All ICT afford certain advantages and corresponding limitations, which in turn affects how information professionals interact in teams and with their communities. Information professionals have to stay current with developments in how information is accessed and retrieved, all while being able to convey that knowledge to the people they serve. Such developments are both technological and interpersonal. As the old adage states, the tool is only as good as the person that is using it. The best communication ethic then, for team work and for presentations, is being able to juggle between the technologies at one’s disposal to address various, changing situations, grown from a desire to learn and a willingness to adapt towards effective collaboration, audience consideration, and desire to communicate relevant information to others.

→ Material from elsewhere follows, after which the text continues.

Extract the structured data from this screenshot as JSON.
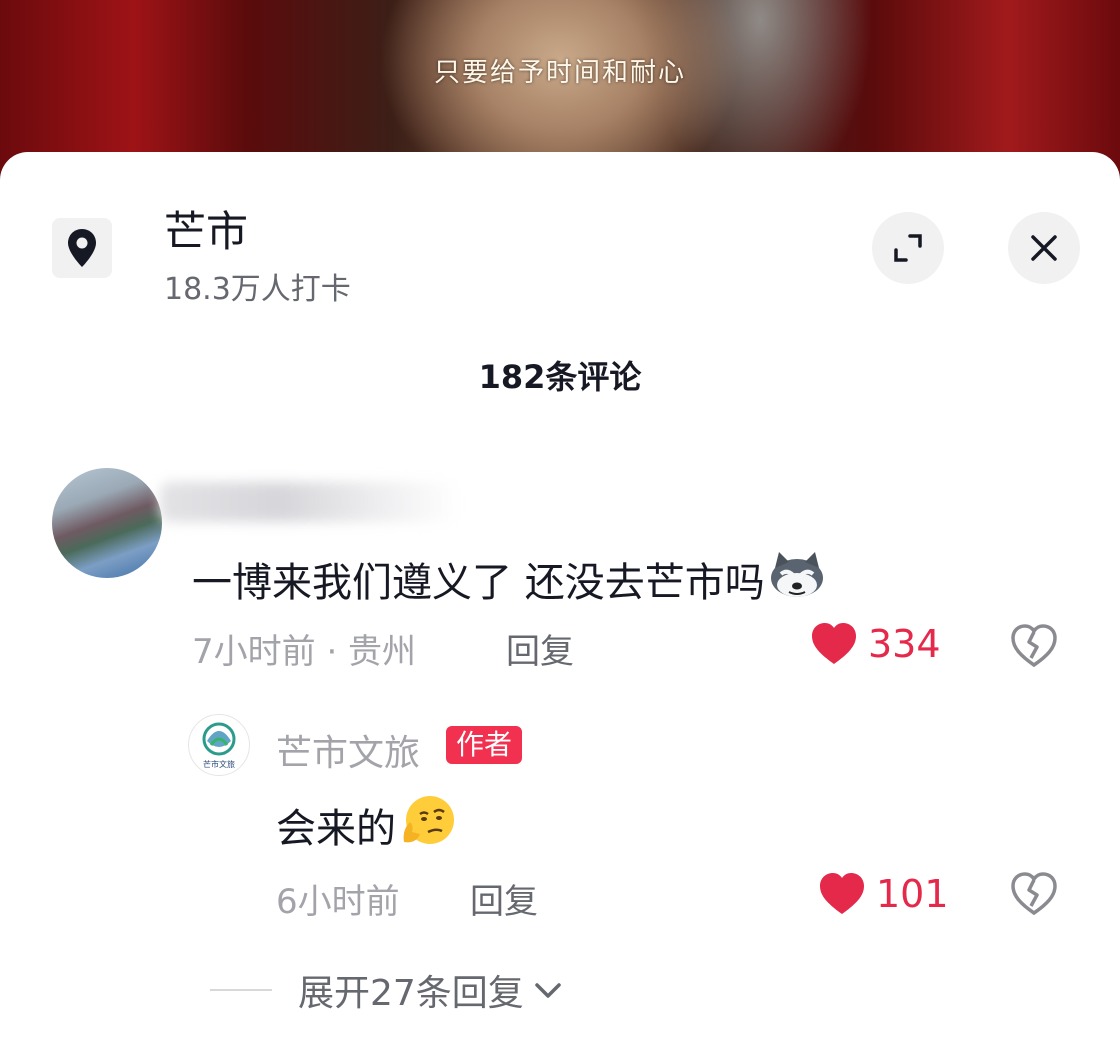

Abram, S. (2015). Librarianship a continuously evolving profession. In S. Hirsh (Ed.), Information services today: An introduction. [Kindle version] (pp. 41-52). Lanham, Maryland: Rowman & Littlefield Publishers.

Bergiel, B. J., Bergiel, E. B., & Balsmeier, P. W. (2008). Nature of virtual teams: A summary of their advantages and disadvantages. Management Research News, 31(2), 99-110. doi:10.1108/01409170810846821

D’Argenio, A. M. (2016, July 1). How to e-sports: Understanding Overwatch lingo. Retrieved from

Grassian, E.S., & Kaplowitz, J. R. (2009). Information literacy instruction theory and practice (2nd ed.). New York: Neal-Schuman Publishers, Inc.

Karpova, E., Correia, A., & Baran, E. (2009). Learn to use and use to learn: Technology in virtual collaboration experience. The Internet and Higher Education, 12(1), 45-52. doi:10.1016/j.iheduc.2008.10.006

Steiner, V. (2014).Online teamwork. Retrieved from

Weedman, J. (2009). Design science in the information sciences. In Encyclopedia of library and information sciences (3rd ed., pp. 1493-1506). New York: Taylor & Francis. doi:10.1081/E-ELIS3-120043534